Start by thinking of architecture as a tentative constructing toward a holding in place. Architecture’s holding in place occurs within and as part of a prevailing atmospheric condition that others routinely call biosphere but which we, feeling the need to stress its dynamic nature, have renamed bioscleave.
Madeline Gins + Arakawa, “A Crisis Ethicist’s Directions for Use (Or How to Be at Home in a Residence-Cum-Laboratory)”

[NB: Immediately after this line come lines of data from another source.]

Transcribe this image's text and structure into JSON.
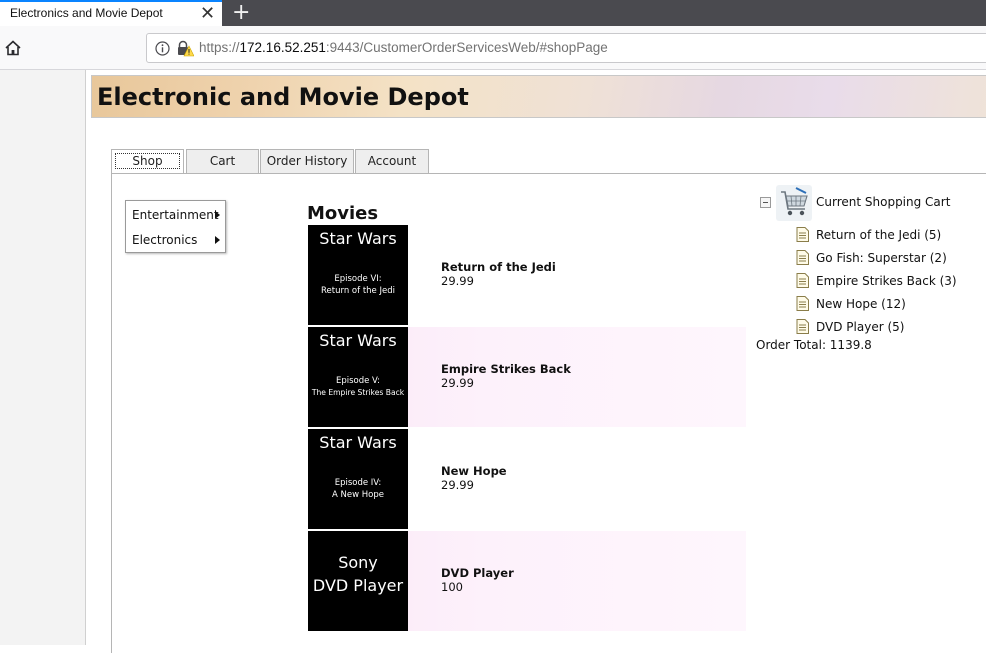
{
  "browser": {
    "tab_title": "Electronics and Movie Depot",
    "close_glyph": "✕",
    "newtab_glyph": "+",
    "url_scheme": "https://",
    "url_host": "172.16.52.251",
    "url_rest": ":9443/CustomerOrderServicesWeb/#shopPage",
    "icons": [
      "home-icon",
      "info-icon",
      "insecure-lock-icon",
      "close-icon",
      "plus-icon"
    ]
  },
  "banner": {
    "title": "Electronic and Movie Depot"
  },
  "tabs": [
    {
      "label": "Shop",
      "active": true
    },
    {
      "label": "Cart",
      "active": false
    },
    {
      "label": "Order History",
      "active": false
    },
    {
      "label": "Account",
      "active": false
    }
  ],
  "menu": {
    "items": [
      {
        "label": "Entertainment"
      },
      {
        "label": "Electronics"
      }
    ]
  },
  "catalog": {
    "section_title": "Movies",
    "products": [
      {
        "cover_title": "Star Wars",
        "cover_sub_1": "Episode VI:",
        "cover_sub_2": "Return of the Jedi",
        "name": "Return of the Jedi",
        "price": "29.99"
      },
      {
        "cover_title": "Star Wars",
        "cover_sub_1": "Episode V:",
        "cover_sub_2": "The Empire Strikes Back",
        "name": "Empire Strikes Back",
        "price": "29.99"
      },
      {
        "cover_title": "Star Wars",
        "cover_sub_1": "Episode IV:",
        "cover_sub_2": "A New Hope",
        "name": "New Hope",
        "price": "29.99"
      },
      {
        "cover_line_1": "Sony",
        "cover_line_2": "DVD Player",
        "name": "DVD Player",
        "price": "100"
      }
    ]
  },
  "cart": {
    "title": "Current Shopping Cart",
    "items": [
      {
        "label": "Return of the Jedi (5)"
      },
      {
        "label": "Go Fish: Superstar (2)"
      },
      {
        "label": "Empire Strikes Back (3)"
      },
      {
        "label": "New Hope (12)"
      },
      {
        "label": "DVD Player (5)"
      }
    ],
    "order_total": "Order Total: 1139.8"
  },
  "colors": {
    "tab_accent": "#0a84ff",
    "product_highlight": "#fbe8f6",
    "cover_bg": "#000000"
  }
}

Bioscleave House, the first work of procedural architecture built in the United States, will operate as an interactive laboratory of everyday life. This fully symmetrical house, with a sloping sculpted floor and walls that connect in unexpected ways, will map perception and diagrammatically display the set of tendencies and coordinating skills fundamental to human capability. Within its walls, people will see in detail how astoundingly complex is even the simplest of routine tasks. The fundamental subject of Bioscleave House is staying alive/coming alive to/staying alive to. Thanks to the architectural procedures this house has in play, whoever moves about within it wishing to live forever may do so.
2,700 square feet.
East Hampton, New York.